  • Within the 18-25 demographic, 17% use marijuana weekly and 6% are daily users.
  • Statewide in 2015, 33% of DUI arrestees tested positive for marijuana.
  • That percentage was just 18% in 2009.
  • According to the Washington State Traffic Safety Commission, drivers with active THC in their blood who were involved in a driving fatality increased 122% 2010-2014.
  • Despite that, 62% of drivers believe that marijuana does not impair their ability to drive.
  • In 2010, adolescents/teenagers age 12-17 accounted for 29% of all marijuana seizures. By 2014, that percentage had skyrocketed to 74%.
  • 68% of 12th-graders say marijuana is “easy to get”.
  • 25% of Pierce County high school seniors admit to using marijuana within the past 30 days.
  • 43% of area seniors feel there is little to no risk to daily marijuana use.
  • The statistics say otherwise – 70% of youth treatment admissions are for marijuana.

Why Is It Important to Know Addiction Facts About Tacoma, Washington?

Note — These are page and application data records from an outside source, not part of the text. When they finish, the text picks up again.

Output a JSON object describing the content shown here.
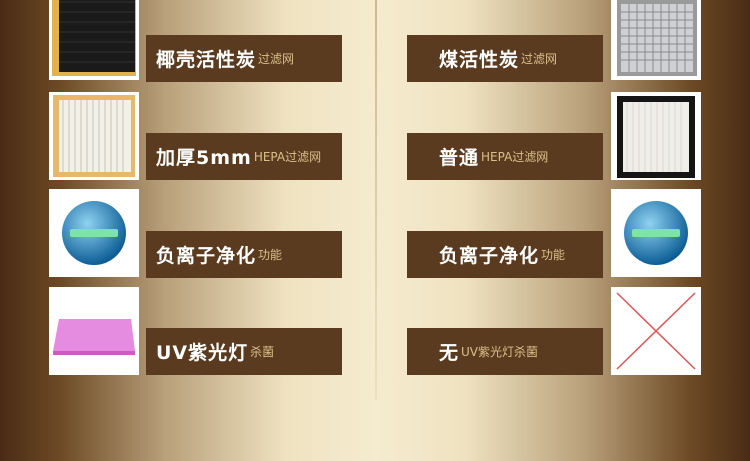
{
  "left": [
    {
      "main": "椰壳活性炭",
      "sub": "过滤网",
      "icon": "carbon-filter"
    },
    {
      "main": "加厚5mm",
      "sub": "HEPA过滤网",
      "icon": "hepa-filter"
    },
    {
      "main": "负离子净化",
      "sub": "功能",
      "icon": "ion-sphere"
    },
    {
      "main": "UV紫光灯",
      "sub": "杀菌",
      "icon": "uv-lamp"
    }
  ],
  "right": [
    {
      "main": "煤活性炭",
      "sub": "过滤网",
      "icon": "carbon-filter"
    },
    {
      "main": "普通",
      "sub": "HEPA过滤网",
      "icon": "hepa-filter"
    },
    {
      "main": "负离子净化",
      "sub": "功能",
      "icon": "ion-sphere"
    },
    {
      "main": "无",
      "sub": "UV紫光灯杀菌",
      "icon": "x-mark"
    }
  ]
}
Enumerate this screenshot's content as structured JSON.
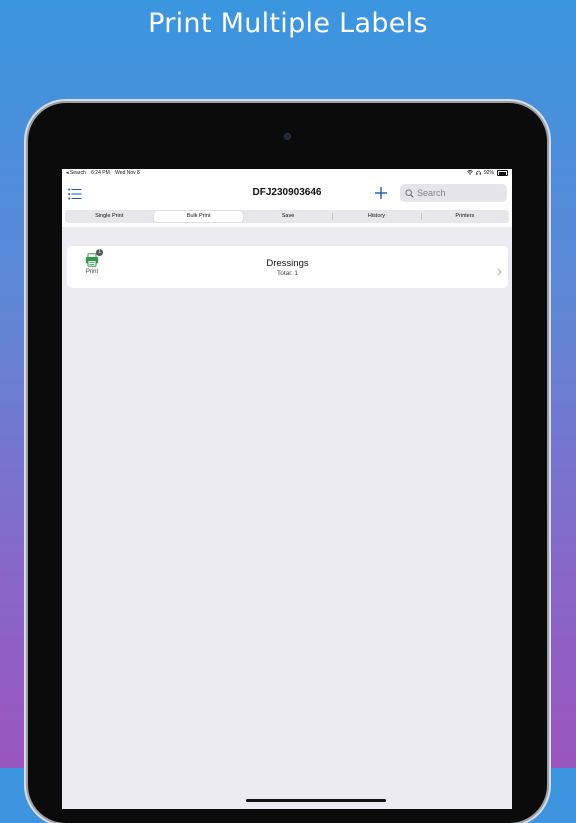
{
  "headline": "Print Multiple Labels",
  "status": {
    "back": "◂ Search",
    "time": "6:24 PM",
    "date": "Wed Nov 8",
    "battery": "92%"
  },
  "nav": {
    "title": "DFJ230903646",
    "search_placeholder": "Search"
  },
  "tabs": [
    {
      "label": "Single Print",
      "active": false
    },
    {
      "label": "Bulk Print",
      "active": true
    },
    {
      "label": "Save",
      "active": false
    },
    {
      "label": "History",
      "active": false
    },
    {
      "label": "Printers",
      "active": false
    }
  ],
  "bulk": {
    "print_label": "Print",
    "badge_count": "1",
    "group_title": "Dressings",
    "group_total": "Total: 1"
  },
  "colors": {
    "accent": "#1a57c4",
    "print_green": "#2e9b4a"
  }
}
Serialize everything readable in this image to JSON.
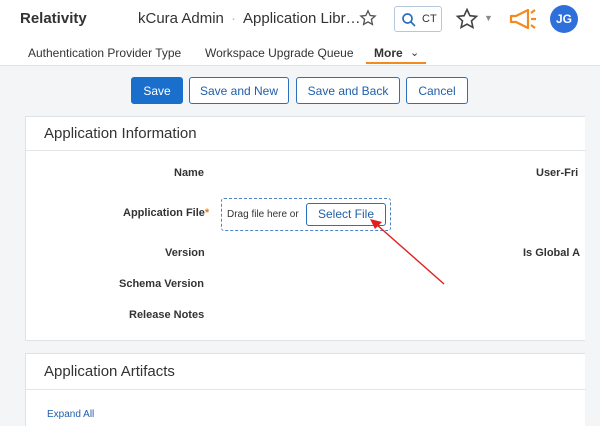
{
  "header": {
    "brand": "Relativity",
    "workspace": "kCura Admin",
    "separator": "·",
    "page": "Application Libr…",
    "search_text": "CT",
    "avatar_initials": "JG",
    "icons": [
      "star-outline-icon",
      "search-icon",
      "star-icon",
      "chevron-down-icon",
      "megaphone-icon"
    ],
    "accent_color": "#f28a1f",
    "avatar_color": "#2f6fdb"
  },
  "tabs": [
    {
      "label": "Authentication Provider Type"
    },
    {
      "label": "Workspace Upgrade Queue"
    },
    {
      "label": "More"
    }
  ],
  "toolbar": {
    "save": "Save",
    "save_and_new": "Save and New",
    "save_and_back": "Save and Back",
    "cancel": "Cancel",
    "primary_color": "#1a6fcd"
  },
  "app_info": {
    "title": "Application Information",
    "fields": {
      "name": "Name",
      "application_file": "Application File",
      "required_marker": "*",
      "version": "Version",
      "schema_version": "Schema Version",
      "release_notes": "Release Notes",
      "user_friendly": "User-Fri",
      "is_global": "Is Global A"
    },
    "dropzone": {
      "text": "Drag file here or",
      "button": "Select File"
    }
  },
  "artifacts": {
    "title": "Application Artifacts",
    "expand_all": "Expand All"
  }
}
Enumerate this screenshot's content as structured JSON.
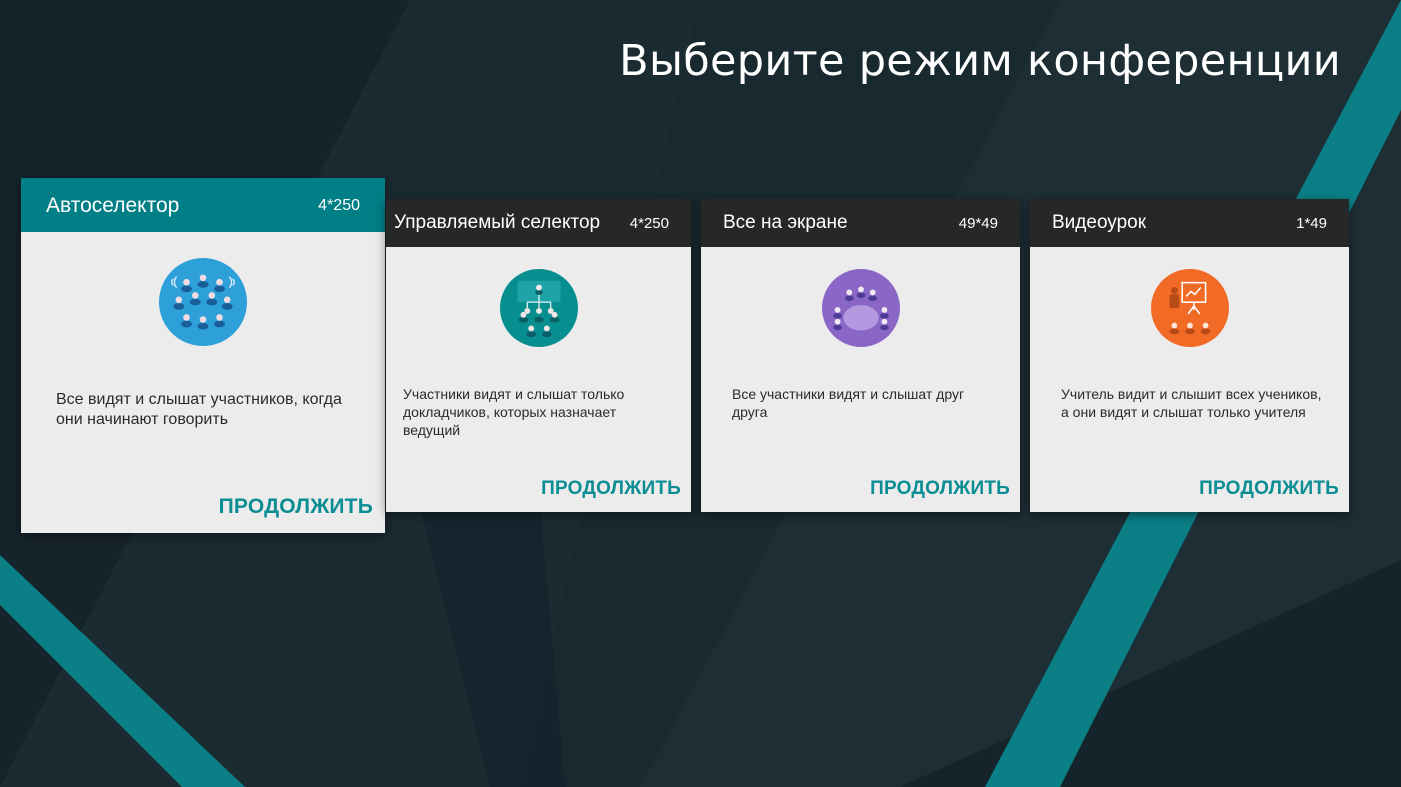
{
  "title": "Выберите режим конференции",
  "colors": {
    "background": "#15232a",
    "accent": "#0a8d93",
    "selected_header": "#007f86",
    "card_header": "#262728",
    "card_body": "#ececec"
  },
  "cards": [
    {
      "name": "Автоселектор",
      "capacity": "4*250",
      "icon": "audience-sound-icon",
      "icon_color": "#2d9fd9",
      "description": "Все видят и слышат участников, когда они начинают говорить",
      "action": "ПРОДОЛЖИТЬ",
      "selected": true
    },
    {
      "name": "Управляемый селектор",
      "capacity": "4*250",
      "icon": "presenter-hierarchy-icon",
      "icon_color": "#078e8e",
      "description": "Участники видят и слышат только докладчиков, которых назначает ведущий",
      "action": "ПРОДОЛЖИТЬ",
      "selected": false
    },
    {
      "name": "Все на экране",
      "capacity": "49*49",
      "icon": "round-table-icon",
      "icon_color": "#8a67c6",
      "description": "Все участники видят и слышат друг друга",
      "action": "ПРОДОЛЖИТЬ",
      "selected": false
    },
    {
      "name": "Видеоурок",
      "capacity": "1*49",
      "icon": "teacher-board-icon",
      "icon_color": "#f26b26",
      "description": "Учитель видит и слышит всех учеников, а они видят и слышат только учителя",
      "action": "ПРОДОЛЖИТЬ",
      "selected": false
    }
  ]
}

Understanding the true magnitude of the substance abuse problem in Washington State (in general) and Tacoma (in particular) is a necessary weapon to combat this epidemic. Knowing exactly which intoxicants are being misused most often can help you remain vigilant as you try to protect those closest to you from the dangers of substance abuse and the insidious disease of addiction.

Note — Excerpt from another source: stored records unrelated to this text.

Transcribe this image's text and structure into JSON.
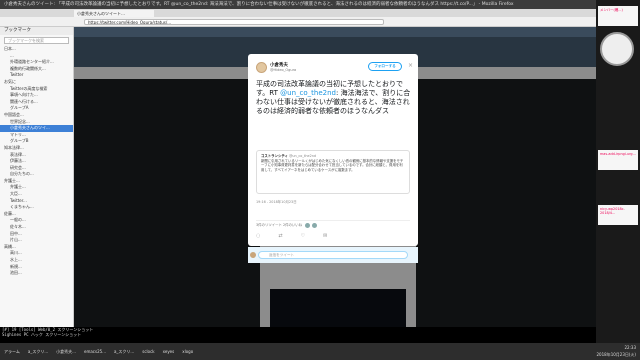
{
  "window": {
    "title": "小倉秀夫さんのツイート: 「平成の司法改革論議の当初に予想したとおりです。RT @un_co_the2nd: 海法海法で、割りに合わない仕事は受けないが徹底されると、海法されるのは経済的弱者な依頼者のほうなんダス https://t.co/P...」 - Mozilla Firefox"
  },
  "tab": {
    "label": "小倉秀夫さんのツイート…"
  },
  "url": {
    "value": "https://twitter.com/Hideo_Ogura/status/..."
  },
  "sidebar": {
    "title": "ブックマーク",
    "search_placeholder": "ブックマークを検索",
    "items": [
      {
        "label": "日本..."
      },
      {
        "label": "..."
      },
      {
        "label": "外環道路センター紹介..."
      },
      {
        "label": "複数的行政関係大..."
      },
      {
        "label": "Twitter"
      },
      {
        "label": "お気に"
      },
      {
        "label": "Twitterの高度な検索"
      },
      {
        "label": "事項へ向けた..."
      },
      {
        "label": "関連へ行ける..."
      },
      {
        "label": "グループA"
      },
      {
        "label": "中国語会..."
      },
      {
        "label": "世界記念..."
      },
      {
        "label": "小倉秀夫さんのツイ...",
        "selected": true
      },
      {
        "label": "マトリ..."
      },
      {
        "label": "グループB"
      },
      {
        "label": "知本法律..."
      },
      {
        "label": "表法律..."
      },
      {
        "label": "伊藤法..."
      },
      {
        "label": "研究会..."
      },
      {
        "label": "自分たちの..."
      },
      {
        "label": "弁護士..."
      },
      {
        "label": "弁護士..."
      },
      {
        "label": "大臣..."
      },
      {
        "label": "Twitter..."
      },
      {
        "label": "くまちゃん..."
      },
      {
        "label": "佐藤..."
      },
      {
        "label": "一般の..."
      },
      {
        "label": "佐々木..."
      },
      {
        "label": "田中..."
      },
      {
        "label": "片山..."
      },
      {
        "label": "高橋..."
      },
      {
        "label": "高川..."
      },
      {
        "label": "水上..."
      },
      {
        "label": "新規..."
      },
      {
        "label": "池田..."
      }
    ]
  },
  "modal": {
    "display_name": "小倉秀夫",
    "handle": "@Hideo_Ogura",
    "follow_label": "フォローする",
    "close_label": "×",
    "tweet_text_before": "平成の司法改革論議の当初に予想したとおりです。RT ",
    "tweet_mention": "@un_co_the2nd",
    "tweet_text_after": ": 海法海法で、割りに合わない仕事は受けないが徹底されると、海法されるのは経済的弱者な依頼者のほうなんダス",
    "quote_author": "コストランシティ",
    "quote_handle": "@un_co_the2nd",
    "quote_text": "新聞に引用されているリールくがはじめた気になくしい低の観例に基本的な情報や支援をモチーフに小知事費更判書を新たらは配分合わせて担当しているのです。合計に総額と、費用を利用して、すべてイアーネをはじめているケースがに複数ます。",
    "time": "19:16 - 2018年10月23日",
    "stats": "3件のリツイート  2件のいいね",
    "reply_placeholder": "返信をツイート"
  },
  "timeline": {
    "author": "小倉秀夫",
    "text": "藤井くん(中国語には、..."
  },
  "console": {
    "line1": "[#] 19  [Tools] Web/0_2 スクリーンショット",
    "line2": "Sighines PC  ハック スクリーンショット"
  },
  "taskbar": {
    "items": [
      "アラーム",
      "a_スクリ...",
      "小倉秀夫...",
      "emacs25...",
      "a_スクリ...",
      "sclock",
      "xeyes",
      "xlogo"
    ],
    "time": "22:33",
    "date": "2018年10月23日(火)"
  },
  "desktop": {
    "sticky1": "メンバー(確...)",
    "sticky2": "mas-add-irpngi-urg...",
    "sticky3": "nicy-wp2018c-2018/4..."
  },
  "colors": {
    "twitter_blue": "#1da1f2",
    "mention_blue": "#1b95e0",
    "selection_blue": "#3d80d6"
  }
}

Signs of Drug Abuse to Watch For

Ongoing substance abuse – whether in the form of illicit drug addiction, the misuse of prescription medications, or alcoholism – can result in profound mental, physical, emotional, and behavioral changes in the user. Concerned family members can learn how to recognize these changes, and, more importantly, learn how to take proactive steps to intervene and find the treatment and support that their loved one needs.

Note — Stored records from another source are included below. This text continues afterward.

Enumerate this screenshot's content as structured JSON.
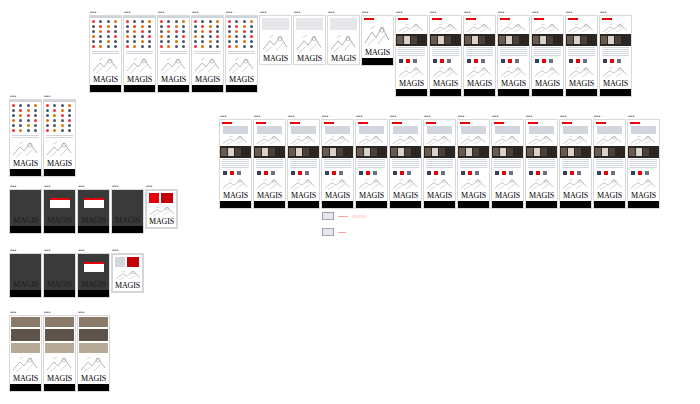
{
  "canvas": {
    "groups": [
      {
        "name": "top-row",
        "frames": [
          {
            "label": "•••",
            "kind": "grid",
            "logo": "MAGIS"
          },
          {
            "label": "•••",
            "kind": "grid",
            "logo": "MAGIS"
          },
          {
            "label": "•••",
            "kind": "grid",
            "logo": "MAGIS"
          },
          {
            "label": "•••",
            "kind": "grid",
            "logo": "MAGIS"
          },
          {
            "label": "•••",
            "kind": "grid",
            "logo": "MAGIS"
          },
          {
            "label": "•••",
            "kind": "sketch",
            "logo": "MAGIS"
          },
          {
            "label": "•••",
            "kind": "sketch",
            "logo": "MAGIS"
          },
          {
            "label": "•••",
            "kind": "sketch",
            "logo": "MAGIS"
          },
          {
            "label": "•••",
            "kind": "logo",
            "logo": "MAGIS"
          },
          {
            "label": "•••",
            "kind": "product",
            "logo": "MAGIS"
          },
          {
            "label": "•••",
            "kind": "product",
            "logo": "MAGIS"
          },
          {
            "label": "•••",
            "kind": "product",
            "logo": "MAGIS"
          },
          {
            "label": "•••",
            "kind": "product",
            "logo": "MAGIS"
          },
          {
            "label": "•••",
            "kind": "product",
            "logo": "MAGIS"
          },
          {
            "label": "•••",
            "kind": "product",
            "logo": "MAGIS"
          },
          {
            "label": "•••",
            "kind": "product",
            "logo": "MAGIS"
          }
        ]
      },
      {
        "name": "detail-row",
        "frames": [
          {
            "label": "•••",
            "kind": "detail",
            "logo": "MAGIS"
          },
          {
            "label": "•••",
            "kind": "detail",
            "logo": "MAGIS"
          },
          {
            "label": "•••",
            "kind": "detail",
            "logo": "MAGIS"
          },
          {
            "label": "•••",
            "kind": "detail",
            "logo": "MAGIS"
          },
          {
            "label": "•••",
            "kind": "detail",
            "logo": "MAGIS"
          },
          {
            "label": "•••",
            "kind": "detail",
            "logo": "MAGIS"
          },
          {
            "label": "•••",
            "kind": "detail",
            "logo": "MAGIS"
          },
          {
            "label": "•••",
            "kind": "detail",
            "logo": "MAGIS"
          },
          {
            "label": "•••",
            "kind": "detail",
            "logo": "MAGIS"
          },
          {
            "label": "•••",
            "kind": "detail",
            "logo": "MAGIS"
          },
          {
            "label": "•••",
            "kind": "detail",
            "logo": "MAGIS"
          },
          {
            "label": "•••",
            "kind": "detail",
            "logo": "MAGIS"
          },
          {
            "label": "•••",
            "kind": "detail",
            "logo": "MAGIS"
          }
        ]
      },
      {
        "name": "left-grid",
        "frames": [
          {
            "label": "•••",
            "kind": "grid",
            "logo": "MAGIS"
          },
          {
            "label": "•••",
            "kind": "grid",
            "logo": "MAGIS"
          }
        ]
      },
      {
        "name": "left-dark-1",
        "frames": [
          {
            "label": "•••",
            "kind": "dark",
            "logo": "MAGIS"
          },
          {
            "label": "•••",
            "kind": "dark-modal",
            "logo": "MAGIS"
          },
          {
            "label": "•••",
            "kind": "dark-modal",
            "logo": "MAGIS"
          },
          {
            "label": "•••",
            "kind": "dark",
            "logo": "MAGIS"
          },
          {
            "label": "•••",
            "kind": "red",
            "logo": "MAGIS"
          }
        ]
      },
      {
        "name": "left-dark-2",
        "frames": [
          {
            "label": "•••",
            "kind": "dark",
            "logo": "MAGIS"
          },
          {
            "label": "•••",
            "kind": "dark",
            "logo": "MAGIS"
          },
          {
            "label": "•••",
            "kind": "dark-modal",
            "logo": "MAGIS"
          },
          {
            "label": "•••",
            "kind": "white",
            "logo": "MAGIS"
          }
        ]
      },
      {
        "name": "left-photo",
        "frames": [
          {
            "label": "•••",
            "kind": "photo",
            "logo": "MAGIS"
          },
          {
            "label": "•••",
            "kind": "photo",
            "logo": "MAGIS"
          },
          {
            "label": "•••",
            "kind": "photo",
            "logo": "MAGIS"
          }
        ]
      }
    ]
  }
}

  • Mood swings
  • Changes in personality
  • Confusion
  • Incoherence
  • Rapid weight loss
  • Lack of appetite
  • Inattention to grooming or dress
  • Poor personal hygiene
  • Abnormal sleeping patterns
  • Unreliability
  • Uncharacteristic secrecy – hiding text messages or phone calls
  • Spending increasing amounts of time alone
  • Social withdrawal
  • Disinterest in hobbies or other activities that were formerly enjoyed
  • Ignoring family obligations
  • Poor school or work performance—absenteeism, suspensions, disciplinary actions, etc.
  • Change in friends
  • Unexplained missing money or valuables
  • Unpaid bills—utility cut-off notices, repossessions, etc.
  • Drug paraphernalia—prescription/alcohol bottles, syringes, lighters, glass or metal pipes
  • Legal consequences—DUI’s, Public Intoxication charges, fines, etc.
  • Relationship difficulties—divorce, separation, domestic violence, or Child Protective Services involvement

What Do I Do If a Loved One is Addicted to Drugs or Alcohol?

If you feel that someone in your family may be struggling with alcohol and/or drugs, then for their sake, and for the sake of yourself and your family, confidence or compel them to enter a professional addiction recovery program. With timely intervention and effective, evidence-based treatment, it IS possible to return to a sober, serene, and stable life.


2014 Washington State Healthy Youth Report 2014 Washington Behavioral Health Barometer, prepared for the Substance Abuse and Mental Health Services Administration Opioid Trends across Washington State (April 2015), prepared by the University of Washington Alcohol and Drug Abuse Institute